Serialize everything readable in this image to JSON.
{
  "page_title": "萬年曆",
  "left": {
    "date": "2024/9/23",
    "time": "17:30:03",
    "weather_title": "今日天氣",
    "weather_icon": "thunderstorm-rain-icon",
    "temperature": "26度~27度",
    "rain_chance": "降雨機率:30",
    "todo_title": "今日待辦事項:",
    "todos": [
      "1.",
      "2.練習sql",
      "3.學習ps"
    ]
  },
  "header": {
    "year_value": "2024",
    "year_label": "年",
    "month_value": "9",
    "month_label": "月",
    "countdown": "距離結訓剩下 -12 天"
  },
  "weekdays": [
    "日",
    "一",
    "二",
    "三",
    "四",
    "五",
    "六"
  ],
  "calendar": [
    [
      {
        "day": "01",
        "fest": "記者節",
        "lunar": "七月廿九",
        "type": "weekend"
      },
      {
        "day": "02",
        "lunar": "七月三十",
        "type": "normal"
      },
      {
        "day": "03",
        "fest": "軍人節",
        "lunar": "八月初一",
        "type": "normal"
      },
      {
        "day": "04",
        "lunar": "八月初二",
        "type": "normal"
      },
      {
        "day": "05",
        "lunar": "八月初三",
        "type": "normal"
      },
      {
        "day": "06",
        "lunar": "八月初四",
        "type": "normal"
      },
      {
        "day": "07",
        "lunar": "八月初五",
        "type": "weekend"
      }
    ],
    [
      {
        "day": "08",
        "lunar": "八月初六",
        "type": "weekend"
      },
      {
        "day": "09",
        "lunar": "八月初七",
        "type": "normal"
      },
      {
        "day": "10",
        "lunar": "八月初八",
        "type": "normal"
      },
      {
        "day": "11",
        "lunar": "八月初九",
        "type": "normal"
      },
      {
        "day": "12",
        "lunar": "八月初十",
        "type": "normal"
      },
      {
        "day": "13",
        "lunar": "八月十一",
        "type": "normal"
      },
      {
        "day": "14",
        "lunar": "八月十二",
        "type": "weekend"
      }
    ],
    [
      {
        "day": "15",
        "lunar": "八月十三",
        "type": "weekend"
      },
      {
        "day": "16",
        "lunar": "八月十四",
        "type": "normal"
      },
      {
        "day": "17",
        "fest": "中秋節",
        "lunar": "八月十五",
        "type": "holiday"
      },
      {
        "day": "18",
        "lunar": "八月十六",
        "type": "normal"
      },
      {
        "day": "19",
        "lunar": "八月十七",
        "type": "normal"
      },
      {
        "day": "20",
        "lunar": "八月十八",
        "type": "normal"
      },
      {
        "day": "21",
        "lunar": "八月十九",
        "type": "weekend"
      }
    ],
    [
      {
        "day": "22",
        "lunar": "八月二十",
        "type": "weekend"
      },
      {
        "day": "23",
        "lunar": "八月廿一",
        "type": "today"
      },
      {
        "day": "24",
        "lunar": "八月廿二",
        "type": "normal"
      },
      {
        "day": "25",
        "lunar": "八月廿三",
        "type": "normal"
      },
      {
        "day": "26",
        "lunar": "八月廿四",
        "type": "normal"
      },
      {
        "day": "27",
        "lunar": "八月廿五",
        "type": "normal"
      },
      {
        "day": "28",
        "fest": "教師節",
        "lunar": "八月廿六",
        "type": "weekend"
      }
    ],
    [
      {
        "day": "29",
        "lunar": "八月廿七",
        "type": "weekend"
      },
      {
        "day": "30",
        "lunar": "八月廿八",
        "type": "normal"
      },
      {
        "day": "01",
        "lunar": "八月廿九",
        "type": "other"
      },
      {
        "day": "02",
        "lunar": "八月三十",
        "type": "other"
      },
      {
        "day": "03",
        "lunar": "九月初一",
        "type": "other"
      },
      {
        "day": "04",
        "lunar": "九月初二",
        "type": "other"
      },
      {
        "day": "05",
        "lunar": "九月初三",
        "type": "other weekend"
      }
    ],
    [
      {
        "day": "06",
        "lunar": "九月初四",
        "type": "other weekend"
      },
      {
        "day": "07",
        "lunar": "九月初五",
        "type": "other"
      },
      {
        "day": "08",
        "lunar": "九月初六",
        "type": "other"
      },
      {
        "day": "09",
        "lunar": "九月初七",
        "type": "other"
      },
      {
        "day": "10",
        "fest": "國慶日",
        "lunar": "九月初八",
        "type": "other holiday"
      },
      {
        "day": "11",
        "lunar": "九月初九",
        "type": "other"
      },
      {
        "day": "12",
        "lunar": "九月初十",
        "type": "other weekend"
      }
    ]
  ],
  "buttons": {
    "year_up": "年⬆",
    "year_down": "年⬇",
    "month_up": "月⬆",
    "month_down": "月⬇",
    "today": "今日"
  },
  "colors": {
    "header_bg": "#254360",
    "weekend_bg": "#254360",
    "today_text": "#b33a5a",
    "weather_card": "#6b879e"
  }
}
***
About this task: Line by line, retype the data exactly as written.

Result of the exercise:
Serialize everything readable in this image to JSON.
{
  "page_title": "萬年曆",
  "left": {
    "date": "2024/9/23",
    "time": "17:30:03",
    "weather_title": "今日天氣",
    "weather_icon": "thunderstorm-rain-icon",
    "temperature": "26度~27度",
    "rain_chance": "降雨機率:30",
    "todo_title": "今日待辦事項:",
    "todos": [
      "1.",
      "2.練習sql",
      "3.學習ps"
    ]
  },
  "header": {
    "year_value": "2024",
    "year_label": "年",
    "month_value": "9",
    "month_label": "月",
    "countdown": "距離結訓剩下 -12 天"
  },
  "weekdays": [
    "日",
    "一",
    "二",
    "三",
    "四",
    "五",
    "六"
  ],
  "calendar": [
    [
      {
        "day": "01",
        "fest": "記者節",
        "lunar": "七月廿九",
        "type": "weekend"
      },
      {
        "day": "02",
        "lunar": "七月三十",
        "type": "normal"
      },
      {
        "day": "03",
        "fest": "軍人節",
        "lunar": "八月初一",
        "type": "normal"
      },
      {
        "day": "04",
        "lunar": "八月初二",
        "type": "normal"
      },
      {
        "day": "05",
        "lunar": "八月初三",
        "type": "normal"
      },
      {
        "day": "06",
        "lunar": "八月初四",
        "type": "normal"
      },
      {
        "day": "07",
        "lunar": "八月初五",
        "type": "weekend"
      }
    ],
    [
      {
        "day": "08",
        "lunar": "八月初六",
        "type": "weekend"
      },
      {
        "day": "09",
        "lunar": "八月初七",
        "type": "normal"
      },
      {
        "day": "10",
        "lunar": "八月初八",
        "type": "normal"
      },
      {
        "day": "11",
        "lunar": "八月初九",
        "type": "normal"
      },
      {
        "day": "12",
        "lunar": "八月初十",
        "type": "normal"
      },
      {
        "day": "13",
        "lunar": "八月十一",
        "type": "normal"
      },
      {
        "day": "14",
        "lunar": "八月十二",
        "type": "weekend"
      }
    ],
    [
      {
        "day": "15",
        "lunar": "八月十三",
        "type": "weekend"
      },
      {
        "day": "16",
        "lunar": "八月十四",
        "type": "normal"
      },
      {
        "day": "17",
        "fest": "中秋節",
        "lunar": "八月十五",
        "type": "holiday"
      },
      {
        "day": "18",
        "lunar": "八月十六",
        "type": "normal"
      },
      {
        "day": "19",
        "lunar": "八月十七",
        "type": "normal"
      },
      {
        "day": "20",
        "lunar": "八月十八",
        "type": "normal"
      },
      {
        "day": "21",
        "lunar": "八月十九",
        "type": "weekend"
      }
    ],
    [
      {
        "day": "22",
        "lunar": "八月二十",
        "type": "weekend"
      },
      {
        "day": "23",
        "lunar": "八月廿一",
        "type": "today"
      },
      {
        "day": "24",
        "lunar": "八月廿二",
        "type": "normal"
      },
      {
        "day": "25",
        "lunar": "八月廿三",
        "type": "normal"
      },
      {
        "day": "26",
        "lunar": "八月廿四",
        "type": "normal"
      },
      {
        "day": "27",
        "lunar": "八月廿五",
        "type": "normal"
      },
      {
        "day": "28",
        "fest": "教師節",
        "lunar": "八月廿六",
        "type": "weekend"
      }
    ],
    [
      {
        "day": "29",
        "lunar": "八月廿七",
        "type": "weekend"
      },
      {
        "day": "30",
        "lunar": "八月廿八",
        "type": "normal"
      },
      {
        "day": "01",
        "lunar": "八月廿九",
        "type": "other"
      },
      {
        "day": "02",
        "lunar": "八月三十",
        "type": "other"
      },
      {
        "day": "03",
        "lunar": "九月初一",
        "type": "other"
      },
      {
        "day": "04",
        "lunar": "九月初二",
        "type": "other"
      },
      {
        "day": "05",
        "lunar": "九月初三",
        "type": "other weekend"
      }
    ],
    [
      {
        "day": "06",
        "lunar": "九月初四",
        "type": "other weekend"
      },
      {
        "day": "07",
        "lunar": "九月初五",
        "type": "other"
      },
      {
        "day": "08",
        "lunar": "九月初六",
        "type": "other"
      },
      {
        "day": "09",
        "lunar": "九月初七",
        "type": "other"
      },
      {
        "day": "10",
        "fest": "國慶日",
        "lunar": "九月初八",
        "type": "other holiday"
      },
      {
        "day": "11",
        "lunar": "九月初九",
        "type": "other"
      },
      {
        "day": "12",
        "lunar": "九月初十",
        "type": "other weekend"
      }
    ]
  ],
  "buttons": {
    "year_up": "年⬆",
    "year_down": "年⬇",
    "month_up": "月⬆",
    "month_down": "月⬇",
    "today": "今日"
  },
  "colors": {
    "header_bg": "#254360",
    "weekend_bg": "#254360",
    "today_text": "#b33a5a",
    "weather_card": "#6b879e"
  }
}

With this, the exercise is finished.